Typical door and window sensors trigger an alarm event when the door or window is opened. What if a window is broken instead of actually being opened during the intrusion or your sliding glass door is shattered to gain entry? There must be a second layer of protection for scenarios in which the probability of alternate access exists.  Is this vulnerable ‘glass’ located on the second floor and facing a busy street, or facing the back yard which is enclosed by a privacy fence that can provide cover for nefarious activity?

Our next line of defense is a glass-break sensor.  Glass break detectors usually use a microphone to monitor noise or vibrations coming from the glass. If the vibrations exceed a certain threshold, which is sometimes user selectable and referred to as ‘sensitivity’, they will alert the alarm panel accordingly. More complex designs compare the acoustic input to one or more glass-break profiles using advanced processors and react if both the amplitude threshold and statistically expressed similarity thresholds are breached.  In short, if the glass in your door or window is shattered, the alarm will know.

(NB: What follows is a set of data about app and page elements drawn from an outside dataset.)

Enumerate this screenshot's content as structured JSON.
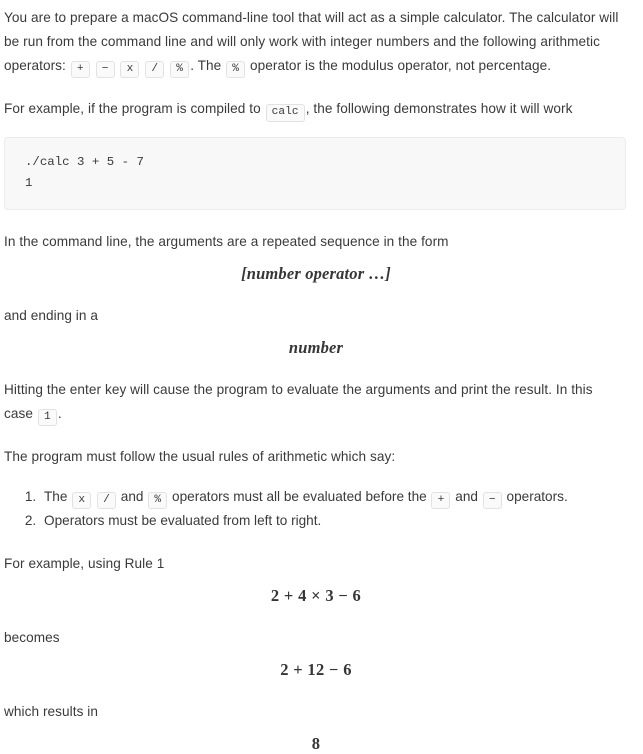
{
  "document": {
    "intro": {
      "before_ops": "You are to prepare a macOS command-line tool that will act as a simple calculator. The calculator will be run from the command line and will only work with integer numbers and  the following arithmetic operators:",
      "operators": [
        "+",
        "−",
        "x",
        "/",
        "%"
      ],
      "after_ops_prefix": ". The",
      "modulus_op": "%",
      "after_ops_suffix": "operator is the modulus operator, not percentage."
    },
    "example_intro": {
      "before_code": "For example, if the program is compiled to",
      "code": "calc",
      "after_code": ", the following demonstrates how it will work"
    },
    "code_block": "./calc 3 + 5 - 7\n1",
    "form_intro": "In the command line, the arguments are a repeated sequence in the form",
    "form_math": "[number operator …]",
    "ending_intro": "and ending in a",
    "ending_math": "number",
    "enter_key": {
      "before_code": "Hitting the enter key will cause the program to evaluate the arguments and print the result. In this case",
      "code": "1",
      "after_code": "."
    },
    "rules_intro": "The program must follow the usual rules of arithmetic which say:",
    "rules": {
      "rule1": {
        "part1": "The",
        "op_a": "x",
        "op_b": "/",
        "part2": "and",
        "op_c": "%",
        "part3": "operators must all be evaluated before the",
        "op_d": "+",
        "part4": "and",
        "op_e": "−",
        "part5": "operators."
      },
      "rule2": "Operators must be evaluated from left to right."
    },
    "rule1_example_intro": "For example, using Rule 1",
    "expression_1": "2 + 4 × 3 − 6",
    "becomes_label": "becomes",
    "expression_2": "2 + 12 − 6",
    "results_label": "which results in",
    "expression_3": "8"
  }
}
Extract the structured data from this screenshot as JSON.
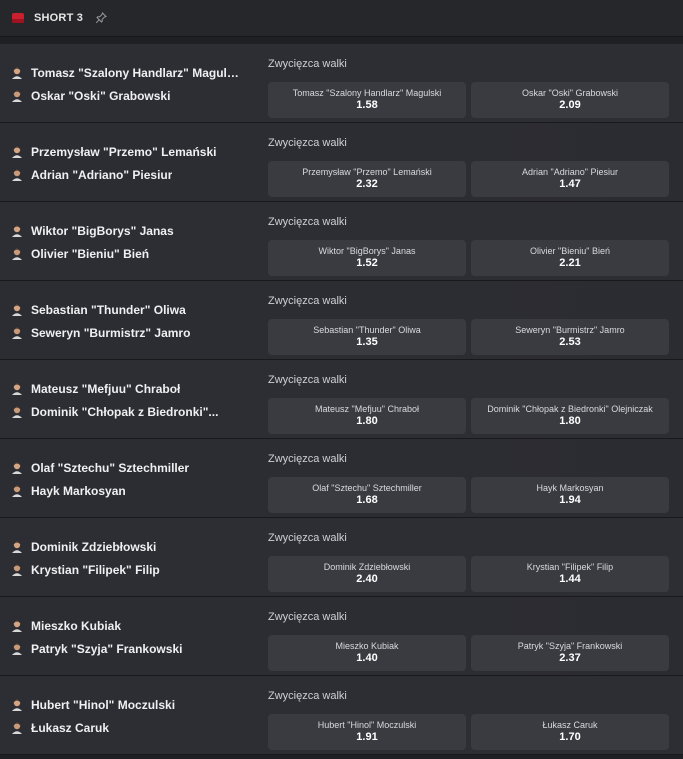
{
  "header": {
    "title": "SHORT 3"
  },
  "market_label": "Zwycięzca walki",
  "events": [
    {
      "f1": "Tomasz \"Szalony Handlarz\" Magulski",
      "f2": "Oskar \"Oski\" Grabowski",
      "o1_name": "Tomasz \"Szalony Handlarz\" Magulski",
      "o1_val": "1.58",
      "o2_name": "Oskar \"Oski\" Grabowski",
      "o2_val": "2.09"
    },
    {
      "f1": "Przemysław \"Przemo\" Lemański",
      "f2": "Adrian \"Adriano\" Piesiur",
      "o1_name": "Przemysław \"Przemo\" Lemański",
      "o1_val": "2.32",
      "o2_name": "Adrian \"Adriano\" Piesiur",
      "o2_val": "1.47"
    },
    {
      "f1": "Wiktor \"BigBorys\" Janas",
      "f2": "Olivier \"Bieniu\" Bień",
      "o1_name": "Wiktor \"BigBorys\" Janas",
      "o1_val": "1.52",
      "o2_name": "Olivier \"Bieniu\" Bień",
      "o2_val": "2.21"
    },
    {
      "f1": "Sebastian \"Thunder\" Oliwa",
      "f2": "Seweryn \"Burmistrz\" Jamro",
      "o1_name": "Sebastian \"Thunder\" Oliwa",
      "o1_val": "1.35",
      "o2_name": "Seweryn \"Burmistrz\" Jamro",
      "o2_val": "2.53"
    },
    {
      "f1": "Mateusz \"Mefjuu\" Chraboł",
      "f2": "Dominik \"Chłopak z Biedronki\"...",
      "o1_name": "Mateusz \"Mefjuu\" Chraboł",
      "o1_val": "1.80",
      "o2_name": "Dominik \"Chłopak z Biedronki\" Olejniczak",
      "o2_val": "1.80"
    },
    {
      "f1": "Olaf \"Sztechu\" Sztechmiller",
      "f2": "Hayk Markosyan",
      "o1_name": "Olaf \"Sztechu\" Sztechmiller",
      "o1_val": "1.68",
      "o2_name": "Hayk Markosyan",
      "o2_val": "1.94"
    },
    {
      "f1": "Dominik Zdziebłowski",
      "f2": "Krystian \"Filipek\" Filip",
      "o1_name": "Dominik Zdziebłowski",
      "o1_val": "2.40",
      "o2_name": "Krystian \"Filipek\" Filip",
      "o2_val": "1.44"
    },
    {
      "f1": "Mieszko Kubiak",
      "f2": "Patryk \"Szyja\" Frankowski",
      "o1_name": "Mieszko Kubiak",
      "o1_val": "1.40",
      "o2_name": "Patryk \"Szyja\" Frankowski",
      "o2_val": "2.37"
    },
    {
      "f1": "Hubert \"Hinol\" Moczulski",
      "f2": "Łukasz Caruk",
      "o1_name": "Hubert \"Hinol\" Moczulski",
      "o1_val": "1.91",
      "o2_name": "Łukasz Caruk",
      "o2_val": "1.70"
    }
  ]
}
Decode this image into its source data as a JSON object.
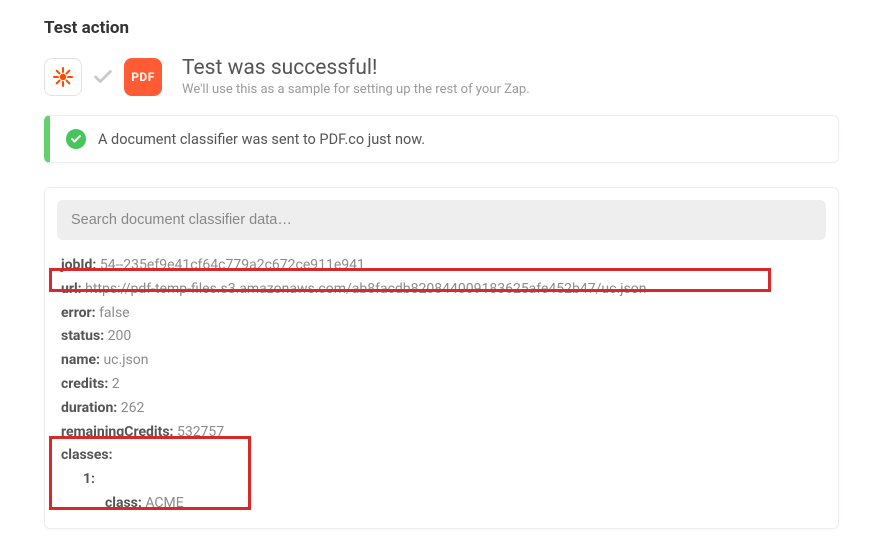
{
  "heading": "Test action",
  "icons": {
    "zap": "zap-spokes-icon",
    "pdf_label": "PDF"
  },
  "header": {
    "title": "Test was successful!",
    "subtitle": "We'll use this as a sample for setting up the rest of your Zap."
  },
  "alert": {
    "message": "A document classifier was sent to PDF.co just now."
  },
  "search": {
    "placeholder": "Search document classifier data…"
  },
  "result": {
    "jobId": {
      "k": "jobId:",
      "v": "54--235ef9e41cf64c779a2c672ce911e941"
    },
    "url": {
      "k": "url:",
      "v": "https://pdf-temp-files.s3.amazonaws.com/ab8facdb820844009183625afe452b47/uc.json"
    },
    "error": {
      "k": "error:",
      "v": "false"
    },
    "status": {
      "k": "status:",
      "v": "200"
    },
    "name": {
      "k": "name:",
      "v": "uc.json"
    },
    "credits": {
      "k": "credits:",
      "v": "2"
    },
    "duration": {
      "k": "duration:",
      "v": "262"
    },
    "remainingCredits": {
      "k": "remainingCredits:",
      "v": "532757"
    },
    "classes": {
      "k": "classes:"
    },
    "classes_1": {
      "k": "1:"
    },
    "classes_1_class": {
      "k": "class:",
      "v": "ACME"
    }
  }
}
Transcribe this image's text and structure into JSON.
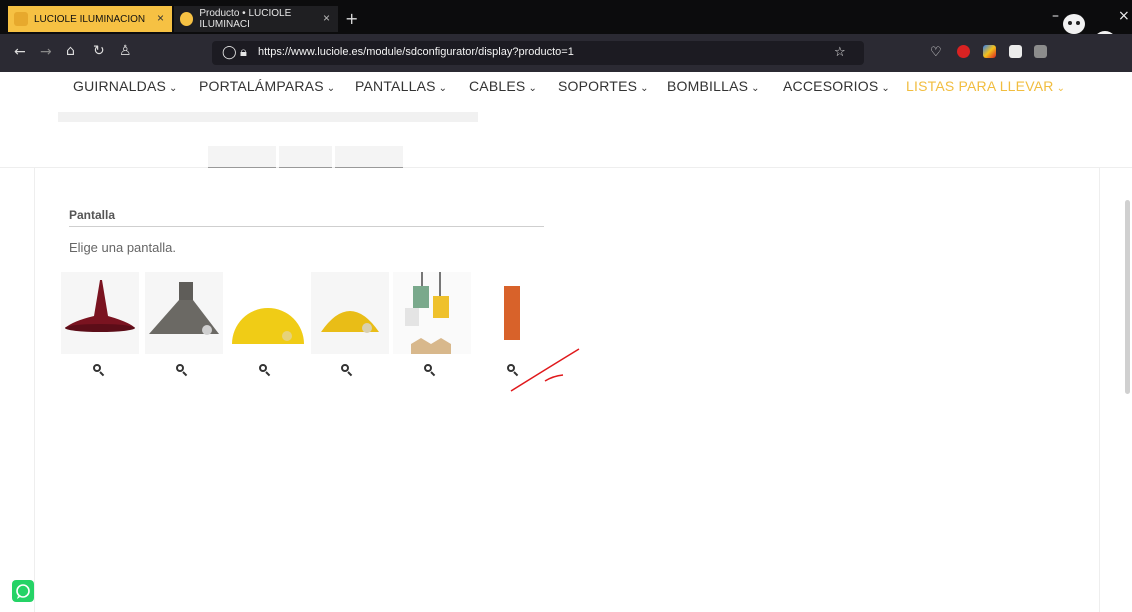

Should someone defeat multiple security measures and gain passage into your home, a motion sensor will be nearly impossible to circumvent. Many types of motion sensors exist, but the Passive Infrared is the most commonly used in home security systems.  Such sensors are sensitive to a person’s skin temperature through emitted body radiation at mid-infrared wavelengths, in contrast to background objects at room temperature. No energy is emitted from the sensor, thus the name “passive infrared” (PIR).  It is important to consider where these are placed, and how they are enrolled into the alarm panel.  Most systems have the option of being armed in an “away” mode (where every sensor is active), and in a “home” mode (where motion sensors are not active assuming you will be moving about the house, unless programmed as a ‘perimeter’ sensor, thus being active in either mode). High risk areas may often have multiple sensor types deployed to cover a full range of probably events.

As you can see, there are many possible configurations to consider, and our team has the knowledge and experience to ask the right questions and make the proper recommendations.  Together, we will determine the most appropriate security solution for your needs.